* Now, a couple notes on what constitutes vulgarity. The ten naughty words I’ve chosen are not meant to indicate judgment against these words — I don’t consider these words bad in the sense that they shouldn’t be used. I think it’s a bit absurd that any of these are considered vulgar, really — “shit” is bad, but “poop” is mostly okay? Whatever. I also don’t think dildo is a bad word — it just happens to sound funny when paired with random nouns.
Some will note that “douche” is not strictly vulgar and has sexist connotations, though others will argue that the actual practice of douching is not recommended or healthy for most people. I’ve included it here because its pairing in compound vulgarities is, quite frankly, classic.

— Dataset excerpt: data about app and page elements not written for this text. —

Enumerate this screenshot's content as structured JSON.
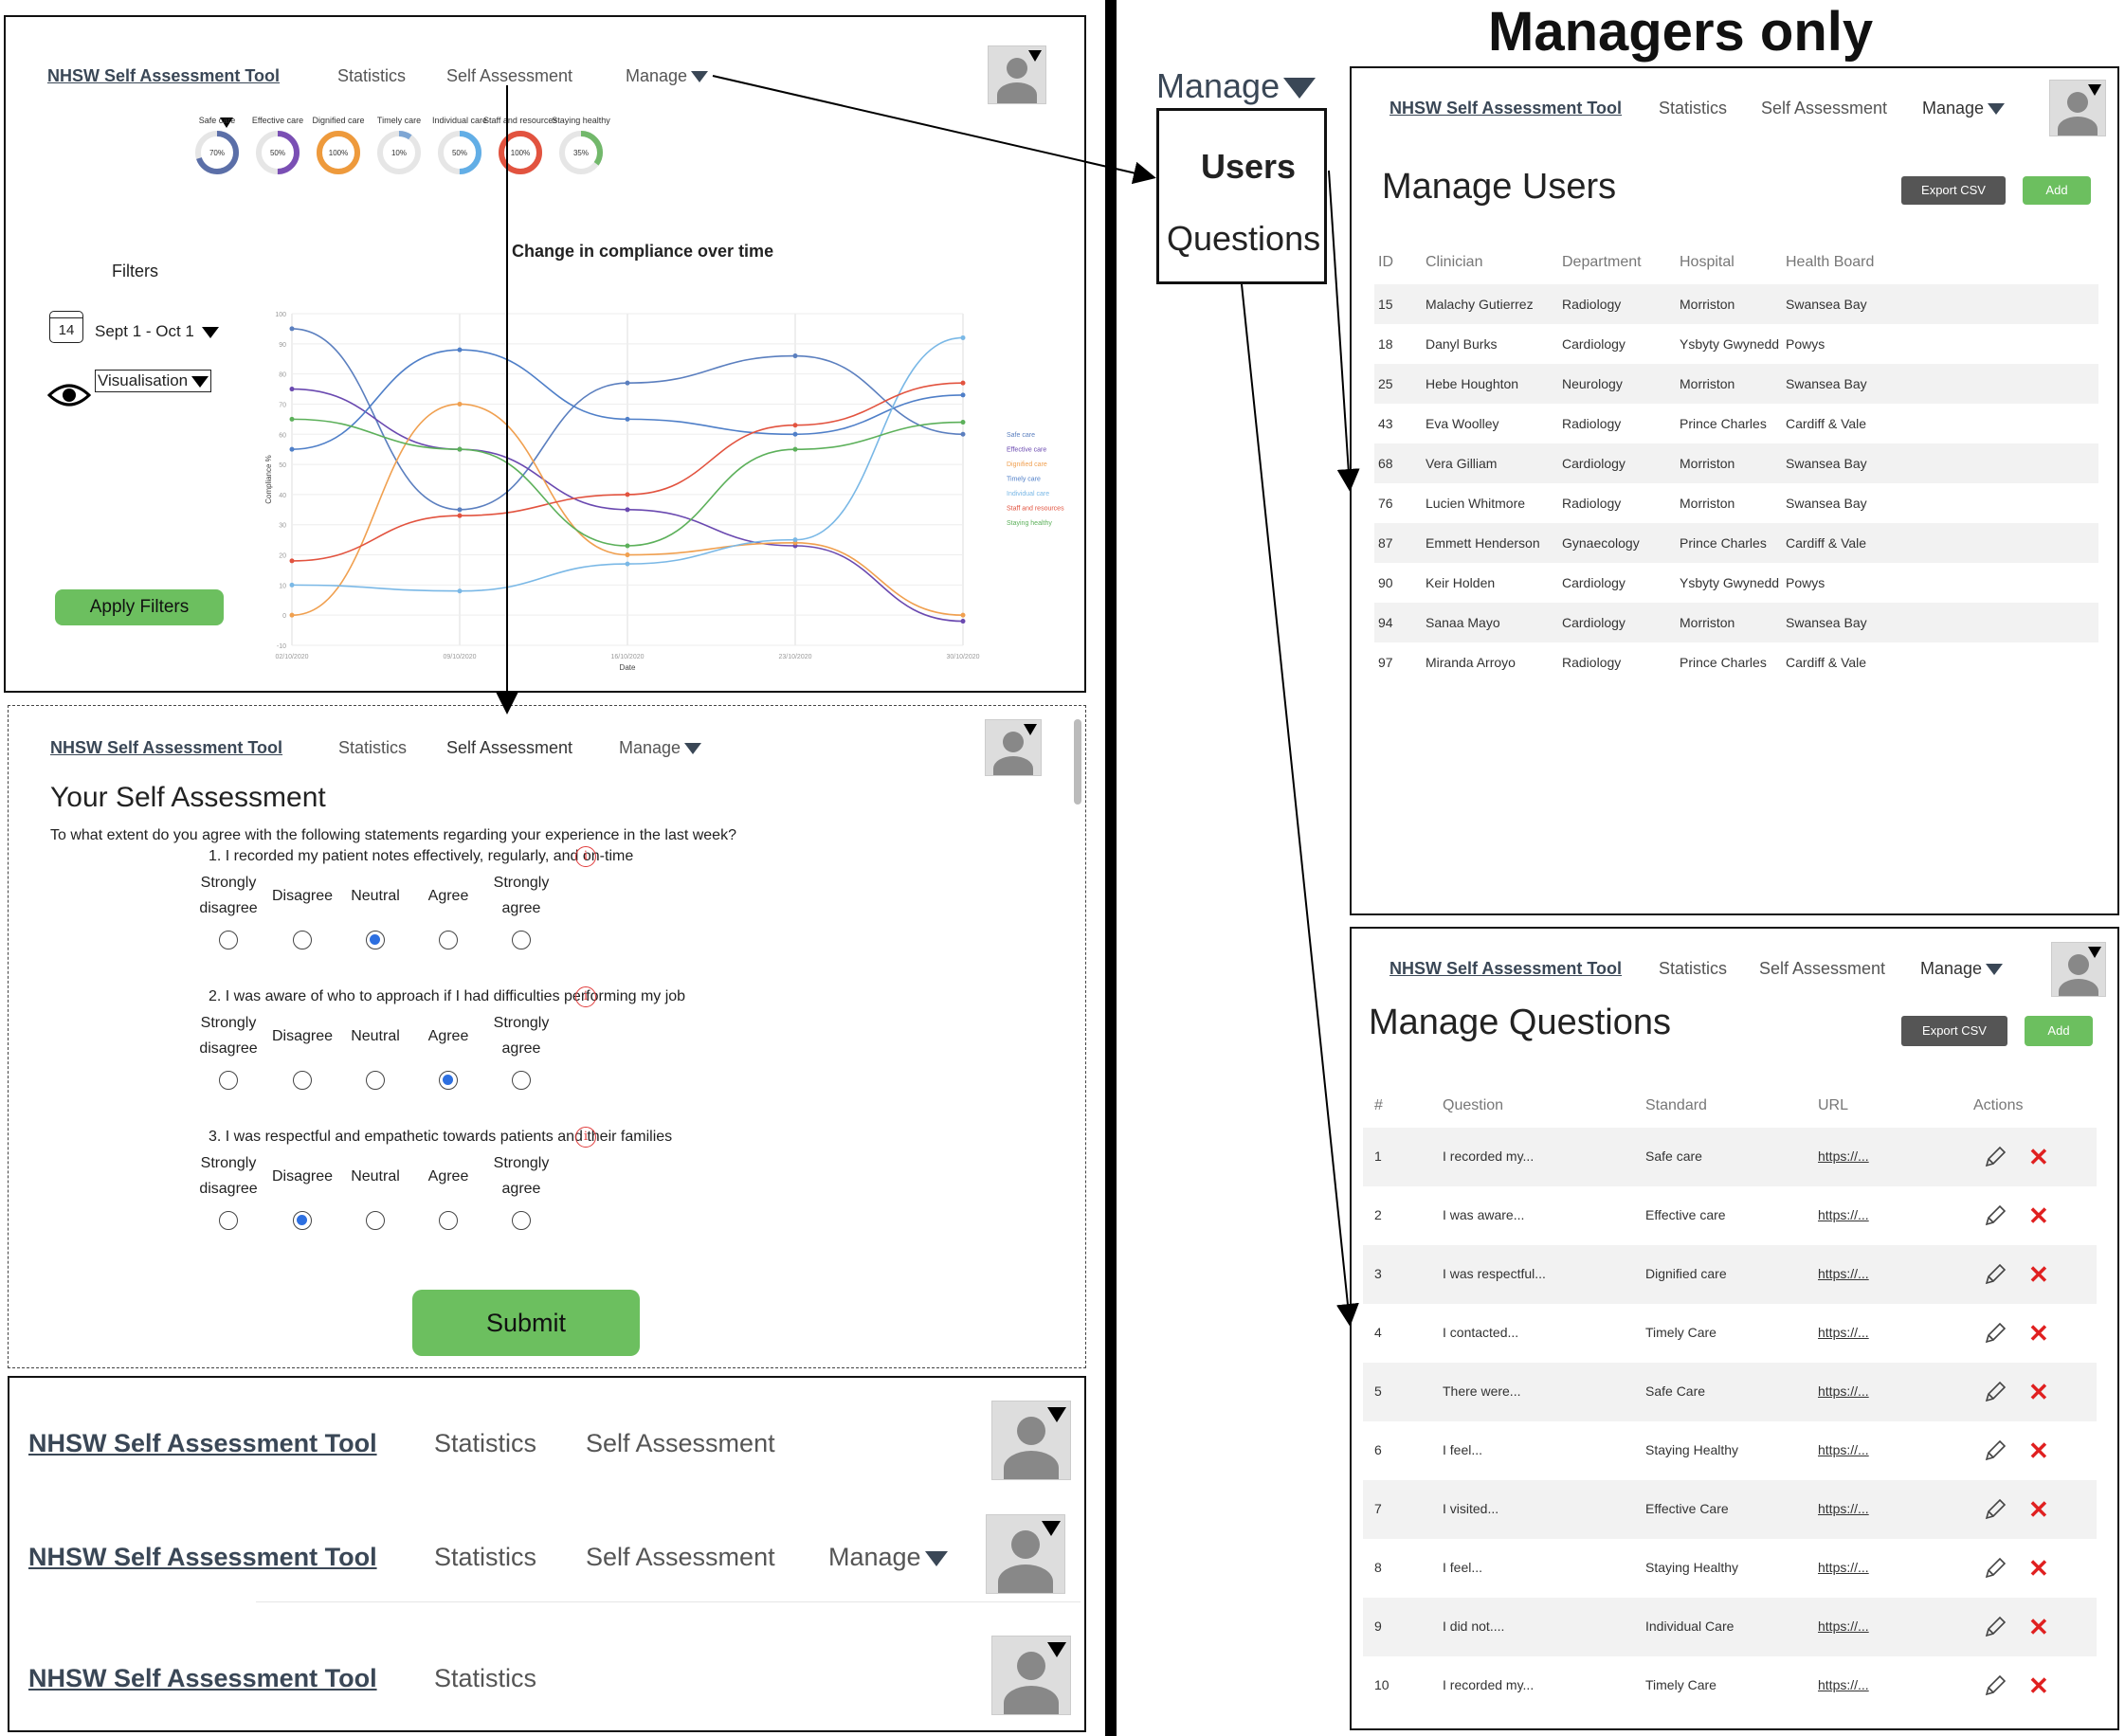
{
  "header_label": "Managers only",
  "app": {
    "brand": "NHSW Self Assessment Tool",
    "nav_statistics": "Statistics",
    "nav_self_assessment": "Self Assessment",
    "nav_manage": "Manage"
  },
  "stats_page": {
    "gauges": [
      {
        "label": "Safe care",
        "value": "70%",
        "pct": 70,
        "color": "#5b6fa8"
      },
      {
        "label": "Effective care",
        "value": "50%",
        "pct": 50,
        "color": "#7a4fb4"
      },
      {
        "label": "Dignified care",
        "value": "100%",
        "pct": 100,
        "color": "#ee9a3c"
      },
      {
        "label": "Timely care",
        "value": "10%",
        "pct": 10,
        "color": "#7ea6d4"
      },
      {
        "label": "Individual care",
        "value": "50%",
        "pct": 50,
        "color": "#62aee6"
      },
      {
        "label": "Staff and resources",
        "value": "100%",
        "pct": 100,
        "color": "#e2533f"
      },
      {
        "label": "Staying healthy",
        "value": "35%",
        "pct": 35,
        "color": "#72b86b"
      }
    ],
    "filters_title": "Filters",
    "date_day": "14",
    "date_range": "Sept 1 - Oct 1",
    "visualisation": "Visualisation",
    "apply_filters": "Apply Filters",
    "chart_title": "Change in compliance over time"
  },
  "chart_data": {
    "type": "line",
    "title": "Change in compliance over time",
    "xlabel": "Date",
    "ylabel": "Compliance %",
    "categories": [
      "02/10/2020",
      "09/10/2020",
      "16/10/2020",
      "23/10/2020",
      "30/10/2020"
    ],
    "ylim": [
      -10,
      100
    ],
    "grid": true,
    "legend_position": "right",
    "series": [
      {
        "name": "Safe care",
        "color": "#5b7fbf",
        "values": [
          95,
          35,
          77,
          86,
          60
        ]
      },
      {
        "name": "Effective care",
        "color": "#6a49b0",
        "values": [
          75,
          55,
          35,
          23,
          -2
        ]
      },
      {
        "name": "Dignified care",
        "color": "#f0a050",
        "values": [
          0,
          70,
          20,
          24,
          0
        ]
      },
      {
        "name": "Timely care",
        "color": "#4f7fc8",
        "values": [
          55,
          88,
          65,
          60,
          73
        ]
      },
      {
        "name": "Individual care",
        "color": "#7ab8e6",
        "values": [
          10,
          8,
          17,
          25,
          92
        ]
      },
      {
        "name": "Staff and resources",
        "color": "#e2533f",
        "values": [
          18,
          33,
          40,
          63,
          77
        ]
      },
      {
        "name": "Staying healthy",
        "color": "#5cb05a",
        "values": [
          65,
          55,
          23,
          55,
          64
        ]
      }
    ]
  },
  "assessment": {
    "title": "Your Self Assessment",
    "intro": "To what extent do you agree with the following statements regarding your experience in the last week?",
    "options": [
      "Strongly disagree",
      "Disagree",
      "Neutral",
      "Agree",
      "Strongly agree"
    ],
    "questions": [
      {
        "text": "1. I recorded my patient notes effectively, regularly, and on-time",
        "selected": 2
      },
      {
        "text": "2. I was aware of who to approach if I had difficulties performing my job",
        "selected": 3
      },
      {
        "text": "3. I was respectful and empathetic towards patients and their families",
        "selected": 1
      }
    ],
    "submit": "Submit"
  },
  "manage_menu": {
    "title": "Manage",
    "users": "Users",
    "questions": "Questions"
  },
  "manage_users": {
    "title": "Manage Users",
    "export": "Export CSV",
    "add": "Add",
    "columns": [
      "ID",
      "Clinician",
      "Department",
      "Hospital",
      "Health Board"
    ],
    "rows": [
      [
        "15",
        "Malachy Gutierrez",
        "Radiology",
        "Morriston",
        "Swansea Bay"
      ],
      [
        "18",
        "Danyl Burks",
        "Cardiology",
        "Ysbyty Gwynedd",
        "Powys"
      ],
      [
        "25",
        "Hebe Houghton",
        "Neurology",
        "Morriston",
        "Swansea Bay"
      ],
      [
        "43",
        "Eva Woolley",
        "Radiology",
        "Prince Charles",
        "Cardiff & Vale"
      ],
      [
        "68",
        "Vera Gilliam",
        "Cardiology",
        "Morriston",
        "Swansea Bay"
      ],
      [
        "76",
        "Lucien Whitmore",
        "Radiology",
        "Morriston",
        "Swansea Bay"
      ],
      [
        "87",
        "Emmett Henderson",
        "Gynaecology",
        "Prince Charles",
        "Cardiff & Vale"
      ],
      [
        "90",
        "Keir Holden",
        "Cardiology",
        "Ysbyty Gwynedd",
        "Powys"
      ],
      [
        "94",
        "Sanaa Mayo",
        "Cardiology",
        "Morriston",
        "Swansea Bay"
      ],
      [
        "97",
        "Miranda Arroyo",
        "Radiology",
        "Prince Charles",
        "Cardiff & Vale"
      ]
    ]
  },
  "manage_questions": {
    "title": "Manage Questions",
    "export": "Export CSV",
    "add": "Add",
    "columns": [
      "#",
      "Question",
      "Standard",
      "URL",
      "Actions"
    ],
    "rows": [
      [
        "1",
        "I recorded my...",
        "Safe care",
        "https://..."
      ],
      [
        "2",
        "I was aware...",
        "Effective care",
        "https://..."
      ],
      [
        "3",
        "I was respectful...",
        "Dignified care",
        "https://..."
      ],
      [
        "4",
        "I contacted...",
        "Timely Care",
        "https://..."
      ],
      [
        "5",
        "There were...",
        "Safe Care",
        "https://..."
      ],
      [
        "6",
        "I feel...",
        "Staying Healthy",
        "https://..."
      ],
      [
        "7",
        "I visited...",
        "Effective Care",
        "https://..."
      ],
      [
        "8",
        "I feel...",
        "Staying Healthy",
        "https://..."
      ],
      [
        "9",
        "I did not....",
        "Individual Care",
        "https://..."
      ],
      [
        "10",
        "I recorded my...",
        "Timely Care",
        "https://..."
      ]
    ]
  }
}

I have not included the nuclear-bomb profanity of “cunt.” An argument for its inclusion might be that a) I’ve included “cock” and I feel like “cunt” is its natural pairing and b) because I’ve heard British and Aussie folk use it with great gusto and delight. PLUS JAMES JOYCE USED IT.
Regardless, it is the lightning rod of dirty words. You are free to add it into the list as you see fit.
You are of course encouraged to add your own vulgarities to the list as you see fit, expanding the base vulgarities beyond these ten. (These words alone possess a wide variety of variations: crap, cum, anus, dick, nuts, prick, snatch, hell, dong, wang, and on and on. I think some vulgarities are too jerky to be included, and that includes any word that tends to be explicitly racist or sexist or otherwise bigoted.)
Step Two: Random Noun Selection
You will find a most excellent random noun generator right here.
In fact, using step one and step two already, I have gotten:
Or you can also roll a d10 or use the random number generator on this list of 20 nouns:
Fucktube? Douche Blizzard! TURD-MAGNET. (Or Turd Magnate?) Jizz-Donkey.
And so on, and so forth.
Step Three: Add 0-100 Vulgar Modifiers
Choose another semi-vulgar or vaguely-insulting random noun:
Then add a verb from this list:
Or a verb from this list:
Which could lead to such indelicate phrases as:
“Butt-Dongled, Elf-Pecked Jizz-Wizard!”
Or: “Pube-Shellacked, Jelly-Sucking Fuck-Turnip!”
Good times. Good times.
Step Four: Yell It At Passersby
Just don’t tell them I told you to do that.
Step Five: Have A Merry Motherfucking Christmas!
You biscuit-whistling, nipple-nibbling, goblin-hustled, gourd-whipped douche-tubes, you!
As a quick administrative note:
You will find me here tomorrow and at the Angry Robot site talking about Christmas and Death (no, really). Then I won’t be back until next week when I’ll talk about that most foul-mouthed of cantankerous psychics, Miriam Black, who returns in her third adventure, The Cormorant.